But you messed up the units. Note that @Mister T suggested you carry the units in the calculation.$$\pi \times 0.025 \text{m} \times 0.025 \text{m} = 0.0019635 \text{m}^2$$Which is different from$$0.0019635\text{m}$$

But you messed up the units. Note that @Mister T suggested you carry the units in the calculation.$$\pi \times 0.025 \text{m} \times 0.025 \text{m} = 0.0019635 \text{m}^2$$Which is different from$$0.0019635\text{m}$$

yes apart of the units , the answer is 0.00196375 m 2 , is it acceptable in an exam ?

yes apart of the units , the answer is 0.00196375 m 2 , is it acceptable in an exam ?
Yes, almost certainly. The units I would expect area to be reported in would be square meters.

However... The rules for significant figures suggest that less precision should be reported. And the calculated result you give is incorrect in the last two digits.

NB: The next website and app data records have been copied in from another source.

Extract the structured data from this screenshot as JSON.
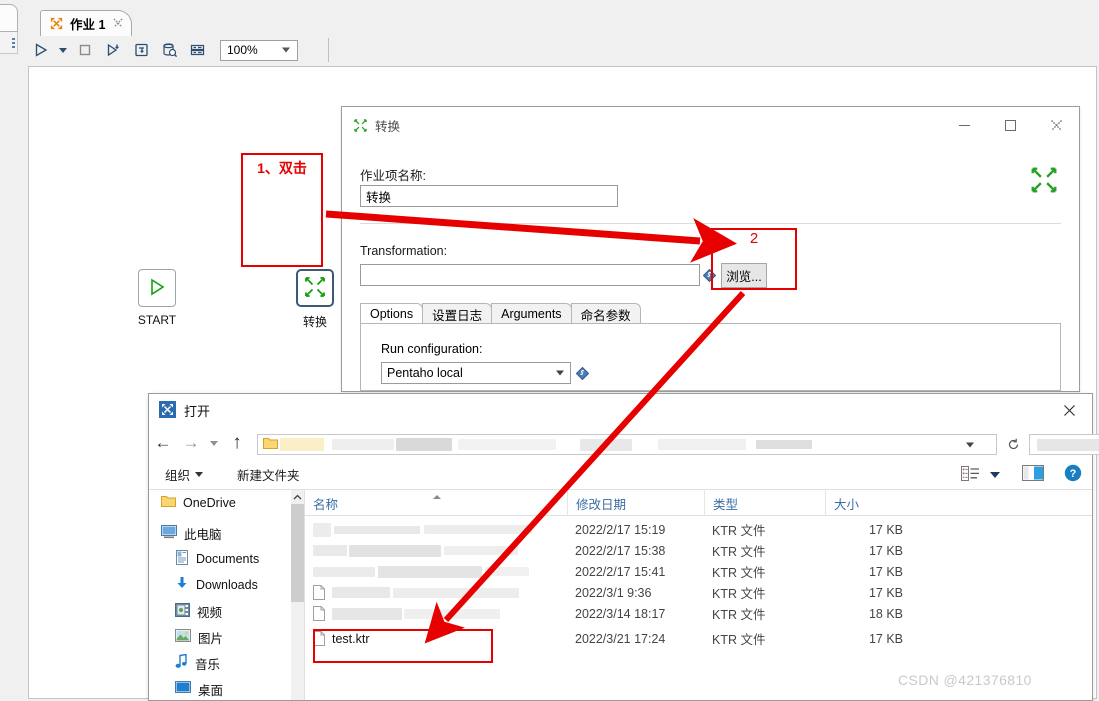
{
  "app": {
    "tab": {
      "label": "作业 1",
      "icon": "kettle-job-icon",
      "close": "✕"
    },
    "toolbar": {
      "run": "run-icon",
      "run_dropdown": "chevron-down-icon",
      "stop": "stop-icon",
      "preview": "preview-icon",
      "debug": "debug-icon",
      "inspect": "inspect-data-icon",
      "grid": "grid-icon",
      "zoom_value": "100%"
    }
  },
  "canvas": {
    "nodes": [
      {
        "id": "start",
        "label": "START",
        "icon": "play-triangle-icon"
      },
      {
        "id": "transformation",
        "label": "转换",
        "icon": "transformation-arrows-icon"
      }
    ],
    "annotations": [
      {
        "id": "step1",
        "label": "1、双击"
      },
      {
        "id": "step2",
        "label": "2"
      }
    ]
  },
  "trans_dialog": {
    "title": "转换",
    "icon": "transformation-arrows-icon",
    "window_buttons": {
      "minimize": "minimize-icon",
      "maximize": "maximize-icon",
      "close": "close-icon"
    },
    "job_name_label": "作业项名称:",
    "job_name_value": "转换",
    "transformation_label": "Transformation:",
    "transformation_value": "",
    "browse_label": "浏览...",
    "tabs": [
      {
        "label": "Options",
        "active": true
      },
      {
        "label": "设置日志",
        "active": false
      },
      {
        "label": "Arguments",
        "active": false
      },
      {
        "label": "命名参数",
        "active": false
      }
    ],
    "run_config_label": "Run configuration:",
    "run_config_value": "Pentaho local"
  },
  "open_dialog": {
    "title": "打开",
    "icon": "kettle-app-icon",
    "close": "✕",
    "nav": {
      "back": "arrow-left-icon",
      "forward": "arrow-right-icon",
      "history": "chevron-down-icon",
      "up": "arrow-up-icon"
    },
    "path_value": "",
    "path_icon": "folder-icon",
    "refresh": "refresh-icon",
    "search_value": "",
    "search_icon": "search-icon",
    "commands": [
      {
        "label": "组织",
        "has_caret": true
      },
      {
        "label": "新建文件夹",
        "has_caret": false
      }
    ],
    "view_tools": {
      "view_mode": "list-view-icon",
      "view_caret": "chevron-down-icon",
      "preview_pane": "preview-pane-icon",
      "help": "help-icon"
    },
    "sidebar": [
      {
        "label": "OneDrive",
        "icon": "folder-icon",
        "indent": false
      },
      {
        "label": "此电脑",
        "icon": "this-pc-icon",
        "indent": false
      },
      {
        "label": "Documents",
        "icon": "documents-icon",
        "indent": true
      },
      {
        "label": "Downloads",
        "icon": "downloads-icon",
        "indent": true
      },
      {
        "label": "视频",
        "icon": "videos-icon",
        "indent": true
      },
      {
        "label": "图片",
        "icon": "pictures-icon",
        "indent": true
      },
      {
        "label": "音乐",
        "icon": "music-icon",
        "indent": true
      },
      {
        "label": "桌面",
        "icon": "desktop-icon",
        "indent": true
      }
    ],
    "columns": [
      "名称",
      "修改日期",
      "类型",
      "大小"
    ],
    "files": [
      {
        "name": "",
        "redacted": true,
        "modified": "2022/2/17 15:19",
        "type": "KTR 文件",
        "size": "17 KB",
        "selected": false
      },
      {
        "name": "",
        "redacted": true,
        "modified": "2022/2/17 15:38",
        "type": "KTR 文件",
        "size": "17 KB",
        "selected": false
      },
      {
        "name": "",
        "redacted": true,
        "modified": "2022/2/17 15:41",
        "type": "KTR 文件",
        "size": "17 KB",
        "selected": false
      },
      {
        "name": "",
        "redacted": true,
        "modified": "2022/3/1 9:36",
        "type": "KTR 文件",
        "size": "17 KB",
        "selected": false
      },
      {
        "name": "",
        "redacted": true,
        "modified": "2022/3/14 18:17",
        "type": "KTR 文件",
        "size": "18 KB",
        "selected": false
      },
      {
        "name": "test.ktr",
        "redacted": false,
        "modified": "2022/3/21 17:24",
        "type": "KTR 文件",
        "size": "17 KB",
        "selected": true
      }
    ]
  },
  "watermark": "CSDN @421376810",
  "colors": {
    "annotation_red": "#e60000",
    "accent_blue": "#2b4d6f",
    "link_blue": "#3a6ea5",
    "green": "#13a10e"
  }
}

chriscarson
Yes, almost certainly. The units I would expect area to be reported in would be square meters.

Ok . thanks again